_EXERCISE DIRECTIONS_:
Write the records out again in full, word for word.

_Interface dataset entries_:

--

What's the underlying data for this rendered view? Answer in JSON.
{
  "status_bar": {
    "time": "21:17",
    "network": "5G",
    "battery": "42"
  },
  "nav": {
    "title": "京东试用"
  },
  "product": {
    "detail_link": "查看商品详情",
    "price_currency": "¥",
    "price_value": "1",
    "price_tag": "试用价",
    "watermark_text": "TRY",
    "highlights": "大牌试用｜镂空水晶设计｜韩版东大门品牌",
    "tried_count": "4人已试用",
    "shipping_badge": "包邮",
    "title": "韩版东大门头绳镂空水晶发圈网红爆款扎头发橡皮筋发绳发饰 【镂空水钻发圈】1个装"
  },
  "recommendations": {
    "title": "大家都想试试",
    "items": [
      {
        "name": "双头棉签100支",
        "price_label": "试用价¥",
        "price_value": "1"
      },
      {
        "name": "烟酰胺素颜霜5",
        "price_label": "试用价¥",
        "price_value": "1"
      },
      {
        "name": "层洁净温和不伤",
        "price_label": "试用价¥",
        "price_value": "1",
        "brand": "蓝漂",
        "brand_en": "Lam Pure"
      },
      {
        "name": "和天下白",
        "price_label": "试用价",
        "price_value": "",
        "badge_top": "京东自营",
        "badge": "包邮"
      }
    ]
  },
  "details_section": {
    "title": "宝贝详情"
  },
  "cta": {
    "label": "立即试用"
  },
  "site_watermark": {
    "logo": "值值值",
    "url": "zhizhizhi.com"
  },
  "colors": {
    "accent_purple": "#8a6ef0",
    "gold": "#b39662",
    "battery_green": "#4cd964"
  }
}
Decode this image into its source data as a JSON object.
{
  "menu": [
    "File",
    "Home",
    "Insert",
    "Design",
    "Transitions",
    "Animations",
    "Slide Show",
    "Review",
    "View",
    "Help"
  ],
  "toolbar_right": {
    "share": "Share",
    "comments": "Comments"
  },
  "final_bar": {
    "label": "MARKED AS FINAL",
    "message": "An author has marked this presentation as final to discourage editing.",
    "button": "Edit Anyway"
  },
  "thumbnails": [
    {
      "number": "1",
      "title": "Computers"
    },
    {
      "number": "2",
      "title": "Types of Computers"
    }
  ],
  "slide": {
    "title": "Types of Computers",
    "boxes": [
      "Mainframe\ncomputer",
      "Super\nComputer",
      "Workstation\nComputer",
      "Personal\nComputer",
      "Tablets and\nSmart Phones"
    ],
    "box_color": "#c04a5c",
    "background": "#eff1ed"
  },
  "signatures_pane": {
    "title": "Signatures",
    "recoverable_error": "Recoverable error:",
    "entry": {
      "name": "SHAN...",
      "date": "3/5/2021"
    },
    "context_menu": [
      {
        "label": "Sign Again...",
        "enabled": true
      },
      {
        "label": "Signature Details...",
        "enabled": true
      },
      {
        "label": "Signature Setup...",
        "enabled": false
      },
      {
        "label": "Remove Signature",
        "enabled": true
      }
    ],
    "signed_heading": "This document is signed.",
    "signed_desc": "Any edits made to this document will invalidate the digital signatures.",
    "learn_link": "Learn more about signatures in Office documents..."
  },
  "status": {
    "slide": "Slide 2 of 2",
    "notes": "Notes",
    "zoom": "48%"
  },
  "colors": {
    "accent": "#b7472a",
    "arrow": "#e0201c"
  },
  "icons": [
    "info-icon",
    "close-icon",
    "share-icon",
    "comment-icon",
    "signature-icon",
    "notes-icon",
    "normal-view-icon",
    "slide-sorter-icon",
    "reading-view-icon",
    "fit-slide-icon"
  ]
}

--

_ANSWER TO THE EXERCISE_:
What's the underlying data for this rendered view? Answer in JSON.
{
  "status_bar": {
    "time": "21:17",
    "network": "5G",
    "battery": "42"
  },
  "nav": {
    "title": "京东试用"
  },
  "product": {
    "detail_link": "查看商品详情",
    "price_currency": "¥",
    "price_value": "1",
    "price_tag": "试用价",
    "watermark_text": "TRY",
    "highlights": "大牌试用｜镂空水晶设计｜韩版东大门品牌",
    "tried_count": "4人已试用",
    "shipping_badge": "包邮",
    "title": "韩版东大门头绳镂空水晶发圈网红爆款扎头发橡皮筋发绳发饰 【镂空水钻发圈】1个装"
  },
  "recommendations": {
    "title": "大家都想试试",
    "items": [
      {
        "name": "双头棉签100支",
        "price_label": "试用价¥",
        "price_value": "1"
      },
      {
        "name": "烟酰胺素颜霜5",
        "price_label": "试用价¥",
        "price_value": "1"
      },
      {
        "name": "层洁净温和不伤",
        "price_label": "试用价¥",
        "price_value": "1",
        "brand": "蓝漂",
        "brand_en": "Lam Pure"
      },
      {
        "name": "和天下白",
        "price_label": "试用价",
        "price_value": "",
        "badge_top": "京东自营",
        "badge": "包邮"
      }
    ]
  },
  "details_section": {
    "title": "宝贝详情"
  },
  "cta": {
    "label": "立即试用"
  },
  "site_watermark": {
    "logo": "值值值",
    "url": "zhizhizhi.com"
  },
  "colors": {
    "accent_purple": "#8a6ef0",
    "gold": "#b39662",
    "battery_green": "#4cd964"
  }
}
Decode this image into its source data as a JSON object.
{
  "menu": [
    "File",
    "Home",
    "Insert",
    "Design",
    "Transitions",
    "Animations",
    "Slide Show",
    "Review",
    "View",
    "Help"
  ],
  "toolbar_right": {
    "share": "Share",
    "comments": "Comments"
  },
  "final_bar": {
    "label": "MARKED AS FINAL",
    "message": "An author has marked this presentation as final to discourage editing.",
    "button": "Edit Anyway"
  },
  "thumbnails": [
    {
      "number": "1",
      "title": "Computers"
    },
    {
      "number": "2",
      "title": "Types of Computers"
    }
  ],
  "slide": {
    "title": "Types of Computers",
    "boxes": [
      "Mainframe\ncomputer",
      "Super\nComputer",
      "Workstation\nComputer",
      "Personal\nComputer",
      "Tablets and\nSmart Phones"
    ],
    "box_color": "#c04a5c",
    "background": "#eff1ed"
  },
  "signatures_pane": {
    "title": "Signatures",
    "recoverable_error": "Recoverable error:",
    "entry": {
      "name": "SHAN...",
      "date": "3/5/2021"
    },
    "context_menu": [
      {
        "label": "Sign Again...",
        "enabled": true
      },
      {
        "label": "Signature Details...",
        "enabled": true
      },
      {
        "label": "Signature Setup...",
        "enabled": false
      },
      {
        "label": "Remove Signature",
        "enabled": true
      }
    ],
    "signed_heading": "This document is signed.",
    "signed_desc": "Any edits made to this document will invalidate the digital signatures.",
    "learn_link": "Learn more about signatures in Office documents..."
  },
  "status": {
    "slide": "Slide 2 of 2",
    "notes": "Notes",
    "zoom": "48%"
  },
  "colors": {
    "accent": "#b7472a",
    "arrow": "#e0201c"
  },
  "icons": [
    "info-icon",
    "close-icon",
    "share-icon",
    "comment-icon",
    "signature-icon",
    "notes-icon",
    "normal-view-icon",
    "slide-sorter-icon",
    "reading-view-icon",
    "fit-slide-icon"
  ]
}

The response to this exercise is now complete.